Questcor: Still Too Good To Be True?

| About: Mallinckrodt PLC (MNK)

"You really can't make this one up."

-Whitney Tilson, Dec 2013, regarding his Questcor short.

For a while, my thesis on Questcor (QCOR) has been that if it seems too good to be true, it likely is. And, according to Questcor longs on Twitter and in my comments, I'm the biggest moron in the history of humanity. So, one lot of us is definitely really wrong. Today, it's looking less and less like that party is me.

If you want a full mash up of everything that just seems a little out of whack with the company, check out my article "The Idiot's Guide to Why Questcor is Suspicious". Questcor is a company that has built a nearly $4 billion enterprise off of a drug that they purchased from an old pharma company that couldn't find a use for it for $100,000.

Questcor then raised the drug's price by over 700 times, charging nearly $30,000 a vial for its coveted Acthar Gel, which has specialized uses in infantile spasms and other indications that QCOR is looking to push it into.
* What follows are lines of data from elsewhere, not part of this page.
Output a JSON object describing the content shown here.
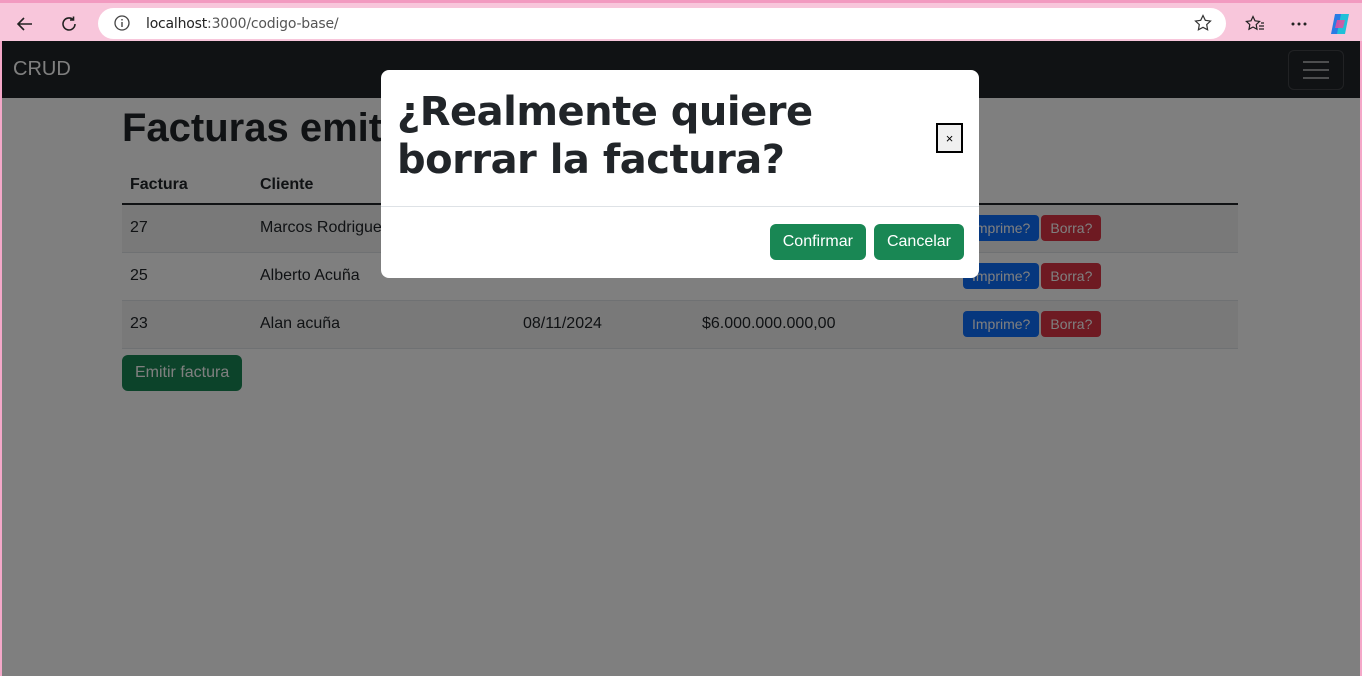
{
  "browser": {
    "url_host": "localhost",
    "url_rest": ":3000/codigo-base/"
  },
  "navbar": {
    "brand": "CRUD"
  },
  "page": {
    "title": "Facturas emitidas",
    "columns": [
      "Factura",
      "Cliente",
      "",
      "",
      ""
    ],
    "rows": [
      {
        "factura": "27",
        "cliente": "Marcos Rodriguez",
        "fecha": "",
        "total": ""
      },
      {
        "factura": "25",
        "cliente": "Alberto Acuña",
        "fecha": "",
        "total": ""
      },
      {
        "factura": "23",
        "cliente": "Alan acuña",
        "fecha": "08/11/2024",
        "total": "$6.000.000.000,00"
      }
    ],
    "print_label": "Imprime?",
    "delete_label": "Borra?",
    "emit_label": "Emitir factura"
  },
  "modal": {
    "title": "¿Realmente quiere borrar la factura?",
    "close_label": "×",
    "confirm_label": "Confirmar",
    "cancel_label": "Cancelar"
  },
  "colors": {
    "navbar": "#212529",
    "primary": "#0d6efd",
    "danger": "#dc3545",
    "success": "#198754",
    "browser_frame": "#f8c6db"
  }
}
No FDA approval was necessary for the drug, and Questcor went to work pushing it hard.

And thus, the Questcor empire was born.

For the last three years QCOR has been a major success story, growing its sales of its sole product quarter over quarter and pushing its stock price from about $10 all the way towards $80 this past week.

I contend that Acthar was likely worthless when it was sold to QCOR and is still around due to being grandfathered in through numerous FDA channels (it's been around for 50+ years) and it likely remains mostly worthless. At best, it's definitely not worth building a $4 billion enterprise around.

Also worth noting is the controversy surrounding QCOR and the Chronic Disease Fund, which is a fund that helps patients pay exorbitant prices to get medicine they need. Click here to read about this farce that QCOR has faced scrutiny over.

All the while QCOR insiders have been furiously cashing in stock, netting themselves millions, and QCOR has been praised by everyone from major bank analysts to Jim Cramer.

So, was I surprised today when Citron Research came out and published a study on Acthar, claiming the company's "active ingredient" of corticotropin is barely detectable in Acthar? Absolutely not. Common sense had dictated to many people, including one Whitney Tilson, that something was rotten in the state of Denmark here a while ago.

Citron's report in its entirety can be read here, and will be sourced several times in this article going forward.

As a matter of fact, Questcor doesn't really even seem to know what's in their flagship product:

Mmm...that's some good ole' fashioned muck polishing! The open end to that statement literally covers the company in the event that the active ingredient in Acthar turns out to be Fritos and salsa con queso dip!

And apparently, according to Citron's research and from two different labs, Questcor's patients may not know what the "active ingredient" is either.

And it gets better! According to Citron, the "appalling" results of its testing has been delivered to the FDA in December 2013 by a "highly credentialed attorney at one of Washington D.C.'s five top firms, who formerly served as a top legal enforcement official at the FDA himself."

Citron's results are showing that the Acthar vials contain a "derivative of corticotropin that is known to lack the same potency has corticotropin."

Based on all of this, Citron is claiming that the drug is misrepresented, may not have the efficacy that some claim, and at the least needs to be looked at again by the FDA. If any of these three hold water, the Questcor empire is at risk of massive problems. And, I assure you, when the headline for this makes its rounds, the FDA is going to be pressured a bit more to look into this, if they aren't already.

Hell, I might even drop them a line today.

And of course, that would make the FDA yet another pesky government agency looking into Questcor, along with the U.S. Attorney General and the SEC.

The cherry on the cake is that David Mederios, an 11 year veteran of the company and arguably the most informed about the process of making Acthar, was moved to a non-executive advisory role at the company recently. Not saying it means anything specifically, but definitely makes for interesting reading.

All the while, CEO Don Bailey claims there's a "secret" in Acthar that no one knows about. That is looking more and more like a fallacy as the days go by. And, if it happens to be true, it's exactly the thing that the FDA needs to weed out for the benefit of consumers.

With the pressure now on the FDA, Questcor is a stock that there's really no excuse for being in. While I've always been bearish on the story and have gone in and out of short positions on the company, I remain short the company, as I've been since its recent run up near $80. If Questcor isn't going to zero, I think it's going damn close to it.

I urge all investors to take serious caution, there is a legitimate risk of total loss here. Best of luck.

Disclosure: I am short QCOR. I wrote this article myself, and it expresses my own opinions. I am not receiving compensation for it (other than from Seeking Alpha). I have no business relationship with any company whose stock is mentioned in this article.

Additional disclosure: May add to my short at any time.